Sarita regularly receives requests for advice from aspiring Makeup artists.
Some seem to have fairly glamourised ideas about what the job entails—that it’s mainly hanging out with stars and occasionally dabbing the odd bit of blusher on an Oscar-winner’s cheek.
Nothing could be further from the truth. It can be hard, hard work, and you’re just as likely to spend twelve hours on location in extremely challenging conditions, battling the light and the elements, as you are in a warm, perfectly-lit studio.
Sarita’s Top Ten Tips for Budding Makeup Artists
1. Network, network, network
Make as many contacts as you can. Use imdb.com to investigate shows and movies you love, see who was involved, read up on them. Curiosity and enthusiasm go a long way.
2. Be available
If you’re offered half a day on a low-budget horror movie bring shot in Bognor Regis—and you had planned to go bowling with your friends that day—cancel the bowling. Who knows where it could lead? Perhaps the bargain basement zombie flick is being helmed by a future Tarantino. Put work first.
3. Keep your CV updated
Document new projects as soon as possible so the facts are fresh in your mind. Take care when it comes to putting your portfolio together—you never get a second chance to make a first impression and you are hoping for a career in the visual arts, so make this count.

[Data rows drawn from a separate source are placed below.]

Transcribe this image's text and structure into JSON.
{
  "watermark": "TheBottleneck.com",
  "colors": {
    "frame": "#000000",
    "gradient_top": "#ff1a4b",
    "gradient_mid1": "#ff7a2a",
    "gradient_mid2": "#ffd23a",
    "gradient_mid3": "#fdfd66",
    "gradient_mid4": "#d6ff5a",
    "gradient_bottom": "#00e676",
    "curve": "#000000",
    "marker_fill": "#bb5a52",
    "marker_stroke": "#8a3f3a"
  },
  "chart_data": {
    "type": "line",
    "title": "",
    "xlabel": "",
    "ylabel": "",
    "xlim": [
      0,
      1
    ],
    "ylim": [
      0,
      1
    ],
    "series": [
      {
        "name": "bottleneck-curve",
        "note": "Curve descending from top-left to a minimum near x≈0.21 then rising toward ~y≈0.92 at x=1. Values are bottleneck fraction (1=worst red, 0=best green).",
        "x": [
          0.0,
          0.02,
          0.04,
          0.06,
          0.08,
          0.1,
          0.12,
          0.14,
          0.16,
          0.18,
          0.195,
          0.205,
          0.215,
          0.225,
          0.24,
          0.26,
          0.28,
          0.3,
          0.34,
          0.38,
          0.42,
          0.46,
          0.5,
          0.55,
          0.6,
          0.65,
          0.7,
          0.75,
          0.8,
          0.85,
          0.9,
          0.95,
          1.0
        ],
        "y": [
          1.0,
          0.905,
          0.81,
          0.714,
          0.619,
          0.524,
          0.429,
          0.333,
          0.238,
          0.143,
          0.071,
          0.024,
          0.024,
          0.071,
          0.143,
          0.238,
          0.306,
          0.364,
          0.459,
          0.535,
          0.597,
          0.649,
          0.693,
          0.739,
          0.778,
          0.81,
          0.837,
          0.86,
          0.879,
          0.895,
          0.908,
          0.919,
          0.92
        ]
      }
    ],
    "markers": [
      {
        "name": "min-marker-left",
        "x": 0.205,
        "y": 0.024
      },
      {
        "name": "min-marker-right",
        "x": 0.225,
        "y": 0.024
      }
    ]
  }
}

The people who will (hopefully) be employing you will notice and remember a well-presented portfolio—and they will quickly forget a poorly-produced one.
4. Get to know your materials and how they work
Brushes, pigment, Makeup, glues, silicone—they all have hugely different properties and qualities and you should do all you can to familiarise yourself with them. These are the tools of your trade.
5. No such thing as a stupid question
Don’t be afraid or embarrassed to ask more experienced artists questions. It’s how you are going to learn. In your early days—and even throughout your career (I’m still learning!)—every job is an opportunity to expand your knowledge.
There are always new products coming on the market, so try to keen abreast of developments and innovations.
I find the kitchen can be a fantastic source of inspiration. Play around with ingredients, see how they react to heat and cold. Salt and icing sugar, for instance, played a part in the frostbite Makeup I designed for the award-winning movie Touching The Void.
This goes back to the final point in tip number one—remain curious, be imaginative.
7. Invest in good quality all-weather clothing
If you’re lucky enough to work on a series which is shot on location, you’ll need to have temperature-appropriate clothing.
Very early on in my career I turned up for a night-shoot on the backlot at Pinewood Studios in a skirt and a sweater and very nearly froze to death. The next night I was multi-layered and much more comfortable. So think: waterproof jacket and boots, warm hat, gloves.
8. Food is provided on most location shoots—but quality can be very varied
If you are particular about what you eat or have dietary requirements, don’t assume these will be catered for—bring your own. These days I usually prepare my own lunches the night before the shoot. Water, tea and coffee are usually provided.
Many Makeup calls can start very early, so it’s also a good idea to pack something to keep you going first thing—I take a muesli bar and some fruit.
9. Practice makes perfect—or at least better
Work on as many skin types as you can, to see how they ‘take’ to materials. Your mum, granny, boyfriend or girlfriend—the more skin types you can practice on, of every colour, age and texture, the better. Practice gives you confidence.